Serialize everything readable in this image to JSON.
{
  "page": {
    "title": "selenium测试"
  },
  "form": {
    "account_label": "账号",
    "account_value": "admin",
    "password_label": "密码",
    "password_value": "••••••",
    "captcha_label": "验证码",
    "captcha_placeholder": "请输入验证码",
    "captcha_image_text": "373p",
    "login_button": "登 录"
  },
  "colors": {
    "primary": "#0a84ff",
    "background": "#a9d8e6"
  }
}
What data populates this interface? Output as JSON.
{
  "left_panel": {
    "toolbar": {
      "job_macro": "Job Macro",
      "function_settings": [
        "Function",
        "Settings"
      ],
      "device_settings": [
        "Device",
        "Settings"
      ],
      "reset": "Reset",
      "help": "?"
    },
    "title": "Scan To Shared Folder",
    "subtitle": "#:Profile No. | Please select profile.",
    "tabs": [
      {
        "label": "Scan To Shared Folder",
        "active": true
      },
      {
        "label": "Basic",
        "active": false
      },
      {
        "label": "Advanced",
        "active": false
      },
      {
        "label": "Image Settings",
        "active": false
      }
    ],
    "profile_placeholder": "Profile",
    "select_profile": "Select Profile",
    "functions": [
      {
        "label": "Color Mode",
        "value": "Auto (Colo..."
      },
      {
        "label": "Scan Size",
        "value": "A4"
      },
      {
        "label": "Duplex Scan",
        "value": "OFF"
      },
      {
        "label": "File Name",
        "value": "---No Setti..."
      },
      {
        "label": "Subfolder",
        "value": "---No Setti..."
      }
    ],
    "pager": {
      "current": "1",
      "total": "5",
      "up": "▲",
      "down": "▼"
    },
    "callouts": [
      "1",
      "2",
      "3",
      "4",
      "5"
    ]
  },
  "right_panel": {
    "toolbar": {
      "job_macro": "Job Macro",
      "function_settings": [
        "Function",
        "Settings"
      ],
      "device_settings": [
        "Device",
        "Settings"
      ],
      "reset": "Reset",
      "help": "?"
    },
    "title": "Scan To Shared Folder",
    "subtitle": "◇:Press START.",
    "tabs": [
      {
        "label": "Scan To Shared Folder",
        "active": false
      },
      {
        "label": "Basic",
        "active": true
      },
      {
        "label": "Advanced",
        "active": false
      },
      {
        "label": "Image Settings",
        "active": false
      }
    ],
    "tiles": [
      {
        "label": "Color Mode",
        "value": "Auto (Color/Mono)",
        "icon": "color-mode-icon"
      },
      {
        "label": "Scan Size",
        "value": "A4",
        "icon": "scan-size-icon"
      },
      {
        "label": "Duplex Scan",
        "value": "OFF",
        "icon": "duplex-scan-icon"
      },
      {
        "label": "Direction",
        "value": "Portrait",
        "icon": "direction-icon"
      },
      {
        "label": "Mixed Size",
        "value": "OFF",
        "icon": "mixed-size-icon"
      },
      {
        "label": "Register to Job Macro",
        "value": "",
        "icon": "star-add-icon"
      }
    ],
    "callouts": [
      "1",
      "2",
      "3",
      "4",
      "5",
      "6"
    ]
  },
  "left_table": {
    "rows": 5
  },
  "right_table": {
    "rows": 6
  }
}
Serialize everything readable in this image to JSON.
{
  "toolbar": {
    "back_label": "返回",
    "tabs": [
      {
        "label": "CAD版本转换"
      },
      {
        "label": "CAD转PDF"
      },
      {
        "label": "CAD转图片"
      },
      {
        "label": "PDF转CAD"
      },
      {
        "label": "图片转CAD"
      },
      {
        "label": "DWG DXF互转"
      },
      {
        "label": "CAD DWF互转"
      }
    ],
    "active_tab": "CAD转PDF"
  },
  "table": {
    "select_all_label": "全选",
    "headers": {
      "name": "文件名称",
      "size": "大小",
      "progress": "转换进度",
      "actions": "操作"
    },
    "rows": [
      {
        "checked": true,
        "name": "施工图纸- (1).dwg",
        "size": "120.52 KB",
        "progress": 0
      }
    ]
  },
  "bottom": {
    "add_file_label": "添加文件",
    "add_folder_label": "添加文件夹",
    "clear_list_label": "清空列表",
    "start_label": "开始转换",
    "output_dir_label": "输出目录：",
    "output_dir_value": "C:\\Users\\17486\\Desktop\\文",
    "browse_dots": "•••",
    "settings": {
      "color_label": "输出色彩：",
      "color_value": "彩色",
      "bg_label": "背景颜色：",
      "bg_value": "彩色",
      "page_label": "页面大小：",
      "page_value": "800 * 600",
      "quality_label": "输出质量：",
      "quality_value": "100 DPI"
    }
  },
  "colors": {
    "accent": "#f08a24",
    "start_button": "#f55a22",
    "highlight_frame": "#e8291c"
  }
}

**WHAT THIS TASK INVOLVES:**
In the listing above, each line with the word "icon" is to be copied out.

**RESULT OF THE EXERCISE:**
        "icon": "color-mode-icon"
        "icon": "scan-size-icon"
        "icon": "duplex-scan-icon"
        "icon": "direction-icon"
        "icon": "mixed-size-icon"
        "icon": "star-add-icon"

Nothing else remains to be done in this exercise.